Make a verbatim copy of the records; pictures stay out.

(Dataset excerpts)
■ ■ ■ ■

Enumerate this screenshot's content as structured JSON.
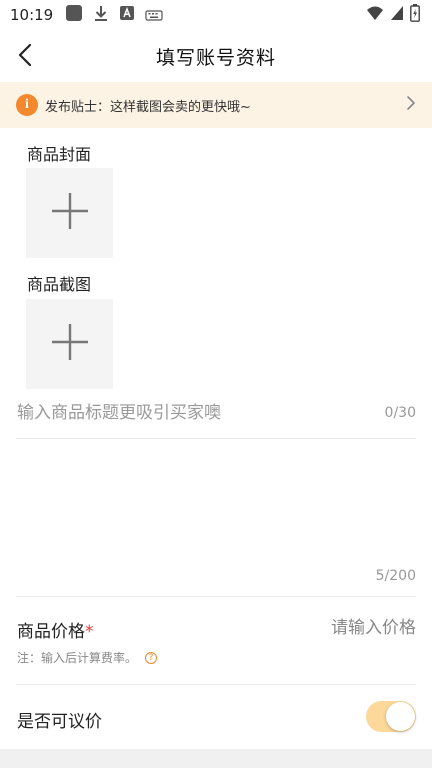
{
  "status_bar": {
    "time": "10:19",
    "left_icons": [
      "app-square-icon",
      "download-icon",
      "text-a-icon",
      "keyboard-icon"
    ],
    "right_icons": [
      "wifi-icon",
      "signal-icon",
      "battery-icon"
    ]
  },
  "nav": {
    "title": "填写账号资料",
    "back_icon": "back-chevron-icon"
  },
  "tip": {
    "icon_glyph": "i",
    "text": "发布贴士：这样截图会卖的更快哦~",
    "accent_color": "#f2892e",
    "background": "#fdf3e4"
  },
  "cover": {
    "label": "商品封面"
  },
  "screenshot": {
    "label": "商品截图"
  },
  "title_field": {
    "placeholder": "输入商品标题更吸引买家噢",
    "value": "",
    "count": "0/30"
  },
  "description": {
    "value": "",
    "count": "5/200"
  },
  "price": {
    "label": "商品价格",
    "required_mark": "*",
    "placeholder": "请输入价格",
    "note": "注：输入后计算费率。",
    "help_glyph": "?"
  },
  "negotiable": {
    "label": "是否可议价",
    "enabled": true,
    "toggle_color": "#fcd99a"
  }
}
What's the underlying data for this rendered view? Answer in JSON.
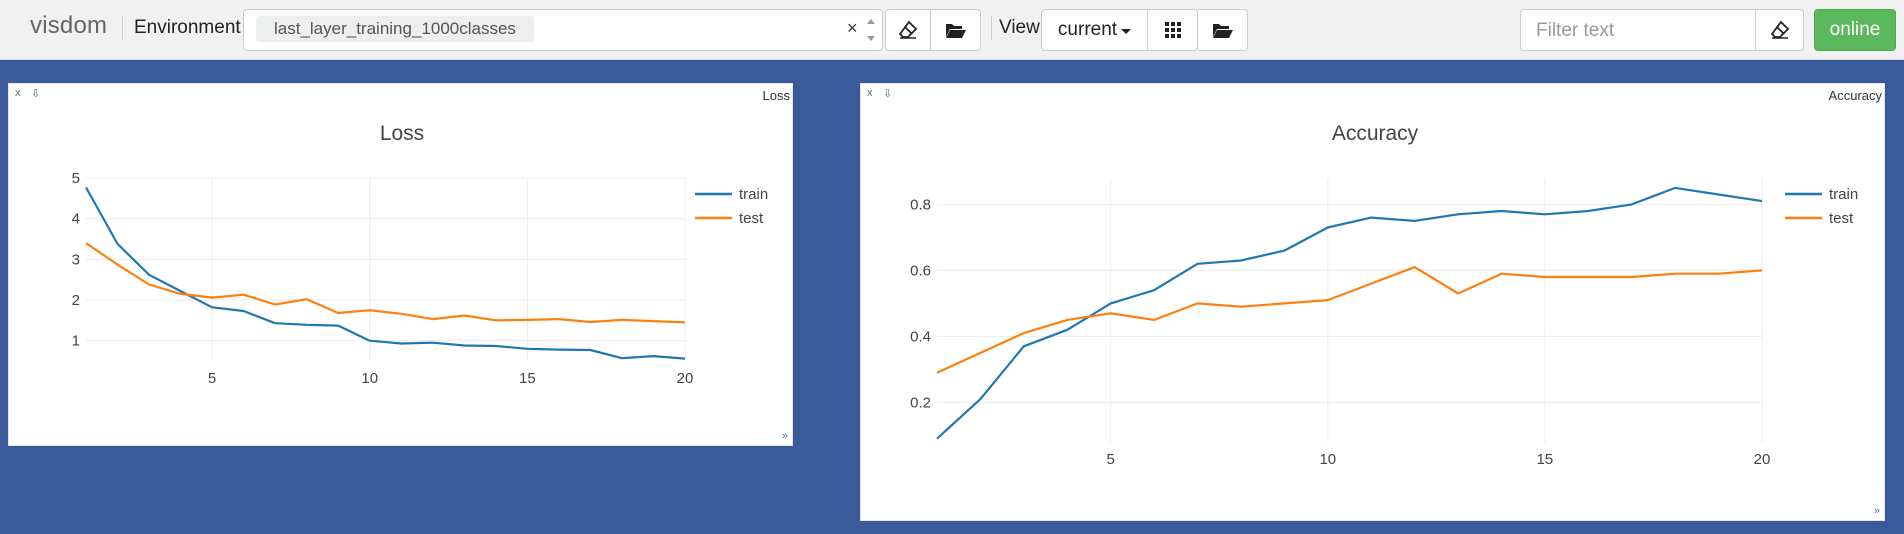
{
  "toolbar": {
    "brand": "visdom",
    "env_label": "Environment",
    "env_value": "last_layer_training_1000classes",
    "env_clear": "×",
    "view_label": "View",
    "view_value": "current",
    "filter_placeholder": "Filter text",
    "online_label": "online",
    "icons": [
      "eraser-icon",
      "folder-open-icon",
      "grid-icon",
      "folder-open-icon",
      "eraser-icon"
    ]
  },
  "panes": [
    {
      "label": "Loss",
      "close": "x",
      "pin": "⇩",
      "resize": "»",
      "chart_data": {
        "type": "line",
        "title": "Loss",
        "xlabel": "",
        "ylabel": "",
        "xlim": [
          1,
          20
        ],
        "ylim": [
          0.5,
          5
        ],
        "xticks": [
          5,
          10,
          15,
          20
        ],
        "yticks": [
          1,
          2,
          3,
          4,
          5
        ],
        "grid": true,
        "legend_position": "top-right",
        "x": [
          1,
          2,
          3,
          4,
          5,
          6,
          7,
          8,
          9,
          10,
          11,
          12,
          13,
          14,
          15,
          16,
          17,
          18,
          19,
          20
        ],
        "series": [
          {
            "name": "train",
            "color": "#1f77b4",
            "values": [
              4.77,
              3.38,
              2.62,
              2.22,
              1.82,
              1.73,
              1.43,
              1.39,
              1.37,
              1.0,
              0.93,
              0.95,
              0.88,
              0.87,
              0.8,
              0.78,
              0.77,
              0.57,
              0.62,
              0.56
            ]
          },
          {
            "name": "test",
            "color": "#ff7f0e",
            "values": [
              3.4,
              2.87,
              2.38,
              2.15,
              2.06,
              2.13,
              1.89,
              2.02,
              1.68,
              1.75,
              1.66,
              1.53,
              1.62,
              1.5,
              1.51,
              1.53,
              1.46,
              1.51,
              1.48,
              1.45
            ]
          }
        ]
      }
    },
    {
      "label": "Accuracy",
      "close": "x",
      "pin": "⇩",
      "resize": "»",
      "chart_data": {
        "type": "line",
        "title": "Accuracy",
        "xlabel": "",
        "ylabel": "",
        "xlim": [
          1,
          20
        ],
        "ylim": [
          0.08,
          0.88
        ],
        "xticks": [
          5,
          10,
          15,
          20
        ],
        "yticks": [
          0.2,
          0.4,
          0.6,
          0.8
        ],
        "grid": true,
        "legend_position": "top-right",
        "x": [
          1,
          2,
          3,
          4,
          5,
          6,
          7,
          8,
          9,
          10,
          11,
          12,
          13,
          14,
          15,
          16,
          17,
          18,
          19,
          20
        ],
        "series": [
          {
            "name": "train",
            "color": "#1f77b4",
            "values": [
              0.09,
              0.21,
              0.37,
              0.42,
              0.5,
              0.54,
              0.62,
              0.63,
              0.66,
              0.73,
              0.76,
              0.75,
              0.77,
              0.78,
              0.77,
              0.78,
              0.8,
              0.85,
              0.83,
              0.81
            ]
          },
          {
            "name": "test",
            "color": "#ff7f0e",
            "values": [
              0.29,
              0.35,
              0.41,
              0.45,
              0.47,
              0.45,
              0.5,
              0.49,
              0.5,
              0.51,
              0.56,
              0.61,
              0.53,
              0.59,
              0.58,
              0.58,
              0.58,
              0.59,
              0.59,
              0.6
            ]
          }
        ]
      }
    }
  ]
}
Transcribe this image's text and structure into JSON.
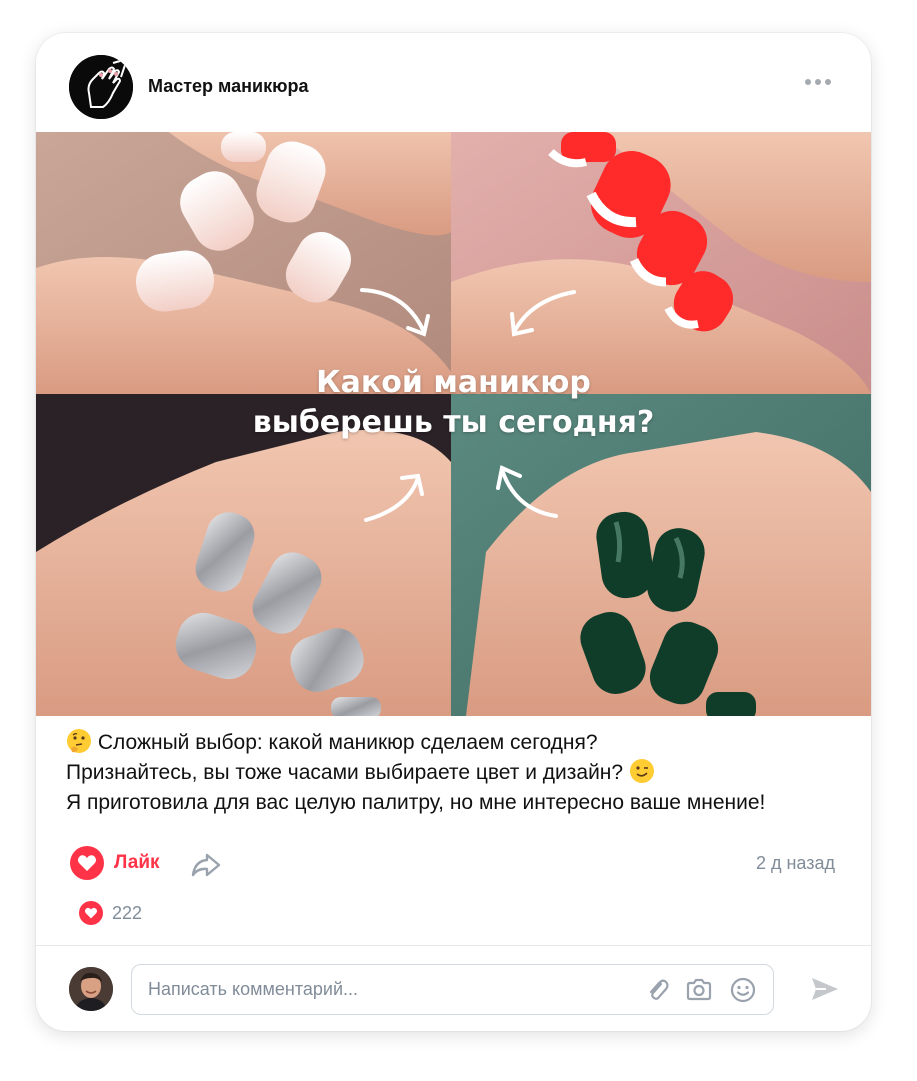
{
  "post": {
    "author": "Мастер маникюра",
    "image_title_line1": "Какой маникюр",
    "image_title_line2": "выберешь ты сегодня?",
    "text_line1": "Сложный выбор: какой маникюр сделаем сегодня?",
    "text_line2": "Признайтесь, вы тоже часами выбираете цвет и дизайн?",
    "text_line3": "Я приготовила для вас целую палитру, но мне интересно ваше мнение!",
    "emoji_line1": "thinking-face-emoji",
    "emoji_line2": "winking-face-emoji",
    "timestamp": "2 д назад",
    "likes": "222"
  },
  "actions": {
    "like_label": "Лайк",
    "like_icon": "heart-icon",
    "share_icon": "share-icon",
    "more_icon": "more-dots-icon"
  },
  "comment": {
    "placeholder": "Написать комментарий...",
    "attach_icon": "paperclip-icon",
    "camera_icon": "camera-icon",
    "emoji_icon": "smile-icon",
    "send_icon": "send-icon"
  },
  "colors": {
    "accent": "#ff3347",
    "secondary_text": "#818c99",
    "border": "#d3d9de",
    "nude_bg": "#c8a89a",
    "red_bg": "#d99a9a",
    "glitter_bg": "#2a2226",
    "green_bg": "#4f7d73"
  }
}
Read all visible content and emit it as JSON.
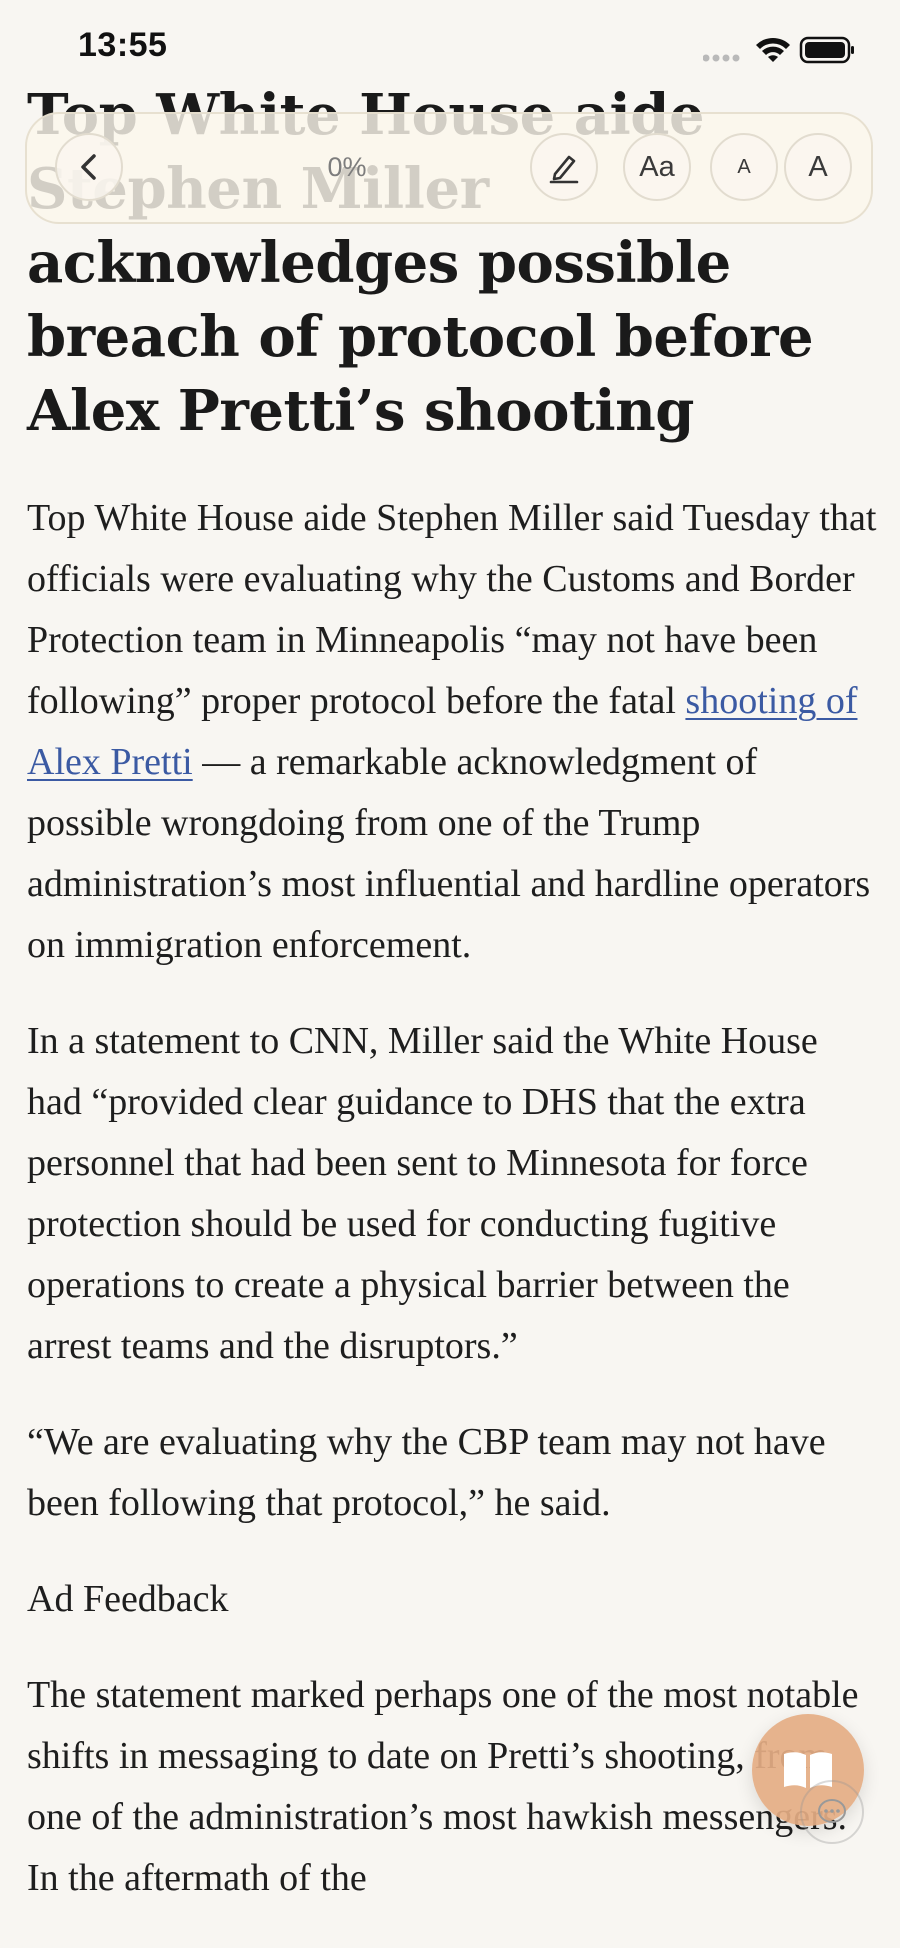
{
  "status_bar": {
    "time": "13:55",
    "icons": [
      "signal-dots-icon",
      "wifi-icon",
      "battery-icon"
    ]
  },
  "toolbar": {
    "progress": "0%",
    "font_size_label": "Aa",
    "smaller_label": "A",
    "larger_label": "A",
    "icons": [
      "back-chevron-icon",
      "pencil-icon"
    ]
  },
  "article": {
    "headline": "Top White House aide Stephen Miller acknowledges possible breach of protocol before Alex Pretti’s shooting",
    "p1_before_link": "Top White House aide Stephen Miller said Tuesday that officials were evaluating why the Customs and Border Protection team in Minneapolis “may not have been following” proper protocol before the fatal ",
    "p1_link": "shooting of Alex Pretti",
    "p1_after_link": " — a remarkable acknowledgment of possible wrongdoing from one of the Trump administration’s most influential and hardline operators on immigration enforcement.",
    "p2": "In a statement to CNN, Miller said the White House had “provided clear guidance to DHS that the extra personnel that had been sent to Minnesota for force protection should be used for conducting fugitive operations to create a physical barrier between the arrest teams and the disruptors.”",
    "p3": "“We are evaluating why the CBP team may not have been following that protocol,” he said.",
    "ad_feedback": "Ad Feedback",
    "p4": "The statement marked perhaps one of the most notable shifts in messaging to date on Pretti’s shooting, from one of the administration’s most hawkish messengers. In the aftermath of the"
  },
  "floating": {
    "icons": [
      "reader-book-icon",
      "chat-bubble-icon"
    ],
    "colors": {
      "fab": "#e4ac84"
    }
  },
  "colors": {
    "background": "#f8f6f2",
    "link": "#3b5aa3",
    "text": "#1e1e1e"
  }
}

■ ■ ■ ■

### Your response:
Enumerate this screenshot's content as structured JSON.
{
  "status_bar": {
    "time": "10:19",
    "left_icons": [
      "app-square-icon",
      "download-icon",
      "text-a-icon",
      "keyboard-icon"
    ],
    "right_icons": [
      "wifi-icon",
      "signal-icon",
      "battery-icon"
    ]
  },
  "nav": {
    "title": "填写账号资料",
    "back_icon": "back-chevron-icon"
  },
  "tip": {
    "icon_glyph": "i",
    "text": "发布贴士：这样截图会卖的更快哦~",
    "accent_color": "#f2892e",
    "background": "#fdf3e4"
  },
  "cover": {
    "label": "商品封面"
  },
  "screenshot": {
    "label": "商品截图"
  },
  "title_field": {
    "placeholder": "输入商品标题更吸引买家噢",
    "value": "",
    "count": "0/30"
  },
  "description": {
    "value": "",
    "count": "5/200"
  },
  "price": {
    "label": "商品价格",
    "required_mark": "*",
    "placeholder": "请输入价格",
    "note": "注：输入后计算费率。",
    "help_glyph": "?"
  },
  "negotiable": {
    "label": "是否可议价",
    "enabled": true,
    "toggle_color": "#fcd99a"
  }
}
What's the underlying data for this rendered view? Answer in JSON.
{
  "toolbar": {
    "brand": "visdom",
    "env_label": "Environment",
    "env_value": "last_layer_training_1000classes",
    "env_clear": "×",
    "view_label": "View",
    "view_value": "current",
    "filter_placeholder": "Filter text",
    "online_label": "online",
    "icons": [
      "eraser-icon",
      "folder-open-icon",
      "grid-icon",
      "folder-open-icon",
      "eraser-icon"
    ]
  },
  "panes": [
    {
      "label": "Loss",
      "close": "x",
      "pin": "⇩",
      "resize": "»",
      "chart_data": {
        "type": "line",
        "title": "Loss",
        "xlabel": "",
        "ylabel": "",
        "xlim": [
          1,
          20
        ],
        "ylim": [
          0.5,
          5
        ],
        "xticks": [
          5,
          10,
          15,
          20
        ],
        "yticks": [
          1,
          2,
          3,
          4,
          5
        ],
        "grid": true,
        "legend_position": "top-right",
        "x": [
          1,
          2,
          3,
          4,
          5,
          6,
          7,
          8,
          9,
          10,
          11,
          12,
          13,
          14,
          15,
          16,
          17,
          18,
          19,
          20
        ],
        "series": [
          {
            "name": "train",
            "color": "#1f77b4",
            "values": [
              4.77,
              3.38,
              2.62,
              2.22,
              1.82,
              1.73,
              1.43,
              1.39,
              1.37,
              1.0,
              0.93,
              0.95,
              0.88,
              0.87,
              0.8,
              0.78,
              0.77,
              0.57,
              0.62,
              0.56
            ]
          },
          {
            "name": "test",
            "color": "#ff7f0e",
            "values": [
              3.4,
              2.87,
              2.38,
              2.15,
              2.06,
              2.13,
              1.89,
              2.02,
              1.68,
              1.75,
              1.66,
              1.53,
              1.62,
              1.5,
              1.51,
              1.53,
              1.46,
              1.51,
              1.48,
              1.45
            ]
          }
        ]
      }
    },
    {
      "label": "Accuracy",
      "close": "x",
      "pin": "⇩",
      "resize": "»",
      "chart_data": {
        "type": "line",
        "title": "Accuracy",
        "xlabel": "",
        "ylabel": "",
        "xlim": [
          1,
          20
        ],
        "ylim": [
          0.08,
          0.88
        ],
        "xticks": [
          5,
          10,
          15,
          20
        ],
        "yticks": [
          0.2,
          0.4,
          0.6,
          0.8
        ],
        "grid": true,
        "legend_position": "top-right",
        "x": [
          1,
          2,
          3,
          4,
          5,
          6,
          7,
          8,
          9,
          10,
          11,
          12,
          13,
          14,
          15,
          16,
          17,
          18,
          19,
          20
        ],
        "series": [
          {
            "name": "train",
            "color": "#1f77b4",
            "values": [
              0.09,
              0.21,
              0.37,
              0.42,
              0.5,
              0.54,
              0.62,
              0.63,
              0.66,
              0.73,
              0.76,
              0.75,
              0.77,
              0.78,
              0.77,
              0.78,
              0.8,
              0.85,
              0.83,
              0.81
            ]
          },
          {
            "name": "test",
            "color": "#ff7f0e",
            "values": [
              0.29,
              0.35,
              0.41,
              0.45,
              0.47,
              0.45,
              0.5,
              0.49,
              0.5,
              0.51,
              0.56,
              0.61,
              0.53,
              0.59,
              0.58,
              0.58,
              0.58,
              0.59,
              0.59,
              0.6
            ]
          }
        ]
      }
    }
  ]
}
Transcribe this image's text and structure into JSON.
{
  "post": {
    "author": "Мастер маникюра",
    "image_title_line1": "Какой маникюр",
    "image_title_line2": "выберешь ты сегодня?",
    "text_line1": "Сложный выбор: какой маникюр сделаем сегодня?",
    "text_line2": "Признайтесь, вы тоже часами выбираете цвет и дизайн?",
    "text_line3": "Я приготовила для вас целую палитру, но мне интересно ваше мнение!",
    "emoji_line1": "thinking-face-emoji",
    "emoji_line2": "winking-face-emoji",
    "timestamp": "2 д назад",
    "likes": "222"
  },
  "actions": {
    "like_label": "Лайк",
    "like_icon": "heart-icon",
    "share_icon": "share-icon",
    "more_icon": "more-dots-icon"
  },
  "comment": {
    "placeholder": "Написать комментарий...",
    "attach_icon": "paperclip-icon",
    "camera_icon": "camera-icon",
    "emoji_icon": "smile-icon",
    "send_icon": "send-icon"
  },
  "colors": {
    "accent": "#ff3347",
    "secondary_text": "#818c99",
    "border": "#d3d9de",
    "nude_bg": "#c8a89a",
    "red_bg": "#d99a9a",
    "glitter_bg": "#2a2226",
    "green_bg": "#4f7d73"
  }
}
Read all visible content and emit it as JSON.
{
  "status_bar": {
    "time": "13:55",
    "icons": [
      "signal-dots-icon",
      "wifi-icon",
      "battery-icon"
    ]
  },
  "toolbar": {
    "progress": "0%",
    "font_size_label": "Aa",
    "smaller_label": "A",
    "larger_label": "A",
    "icons": [
      "back-chevron-icon",
      "pencil-icon"
    ]
  },
  "article": {
    "headline": "Top White House aide Stephen Miller acknowledges possible breach of protocol before Alex Pretti’s shooting",
    "p1_before_link": "Top White House aide Stephen Miller said Tuesday that officials were evaluating why the Customs and Border Protection team in Minneapolis “may not have been following” proper protocol before the fatal ",
    "p1_link": "shooting of Alex Pretti",
    "p1_after_link": " — a remarkable acknowledgment of possible wrongdoing from one of the Trump administration’s most influential and hardline operators on immigration enforcement.",
    "p2": "In a statement to CNN, Miller said the White House had “provided clear guidance to DHS that the extra personnel that had been sent to Minnesota for force protection should be used for conducting fugitive operations to create a physical barrier between the arrest teams and the disruptors.”",
    "p3": "“We are evaluating why the CBP team may not have been following that protocol,” he said.",
    "ad_feedback": "Ad Feedback",
    "p4": "The statement marked perhaps one of the most notable shifts in messaging to date on Pretti’s shooting, from one of the administration’s most hawkish messengers. In the aftermath of the"
  },
  "floating": {
    "icons": [
      "reader-book-icon",
      "chat-bubble-icon"
    ],
    "colors": {
      "fab": "#e4ac84"
    }
  },
  "colors": {
    "background": "#f8f6f2",
    "link": "#3b5aa3",
    "text": "#1e1e1e"
  }
}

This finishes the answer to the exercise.